Iran's top diplomat acknowledged Wednesday that Iranians "were lied to" for days following the Islamic Republic accidentally shooting down a Ukrainian jetliner, killing 176 people, as the country's president warned that European soldiers in the Mideast "could be in danger" after three nations challenged Tehran over breaking limits of its nuclear deal.
The comments by Mohammad Javad Zarif in New Delhi represent the first time an Iranian official referred to the earlier story that a technical malfunction downed the Ukraine International Airlines flight as a lie.
Meanwhile, President Hassan Rouhani's remarks in a televised Cabinet meeting represent the first direct threat he's made to Europe as tensions remain high between Tehran and Washington over President Donald Trump withdrawing the U.S. from the deal in May 2018.
The shootdown has sparked days of angry protests in the country.
"In the last few nights, we've had people in the streets of Tehran demonstrating against the fact that they were lied to for a couple of days," Zarif said.
Zarif went onto praise Iran's military for being "brave enough to claim responsibility early on."
However, he said that he and President Hassan Rouhani only learned that a missile had down the flight on Friday, raising new questions over how much power Iran's civilian government has in its Shi'ite theocracy. Iran's paramilitary Revolutionary Guard, which shot down the aircraft, knew immediately afterward its missile downed the airline.
The Guard is answerable only to Supreme Leader Ayatollah Ali Khamenei, who is expected to preside over Friday prayers in Iran for the first time in years over anger about the crash.
In Tehran, Rouhani issued his threat in a wide-ranging speech that criticizes Britain, France and Germany for starting the so-called "dispute process" of the 2015 nuclear deal.
"Today, the American soldier is in danger, tomorrow the European soldier could be in danger," Rouhani said. He did not elaborate.
On Tuesday, the European nations reluctantly triggered the accord's dispute mechanism to force Iran into discussions, starting the clock on a process that could result in the "snapback" of UN and EU sanctions on Iran.
The Europeans felt compelled to act, despite objections from Russia and China, because every violation of the deal reduces the so-called "breakout time" Iran needs to produce a nuclear bomb, Britain's Foreign Secretary Dominic Raab told parliament.
Zarif, speaking in New Delhi at the Raisina Dialogue, blamed U.S. "ignorance" and "arrogance" for "fueling mayhem" in the Middle East.

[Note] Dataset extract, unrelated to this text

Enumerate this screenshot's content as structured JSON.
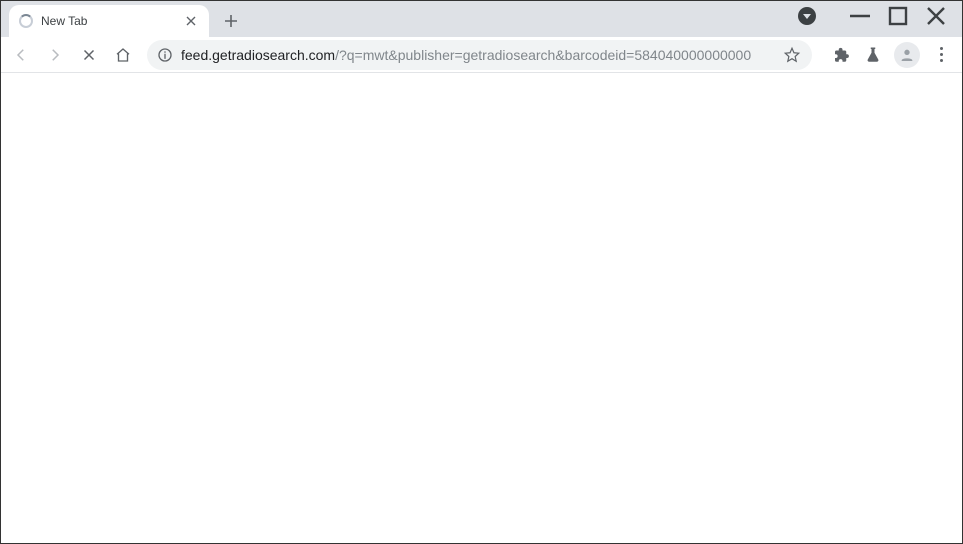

Zarif also said that the death of Iran's most powerful commander, Revolutionary Guard Gen. Qassem Soleimani, in a U.S. airstrike in Baghdad was being celebrated only by President Trump, U.S. Secretary of State Mike Pompeo and the Islamic State group.
Iran launched ballistic missiles on military bases housing U.S. troops in Iraq to avenge Soleimani's killing. Within hours, Iranian forces accidentally shot down the Ukrainian passenger plane in Tehran.
"When they assassinated a revered general in Iraq, violating Iraqi sovereignty, they thought, as Secretary Pompeo tweeted, that people would be dancing in the streets of Tehran and Baghdad," Zarif said.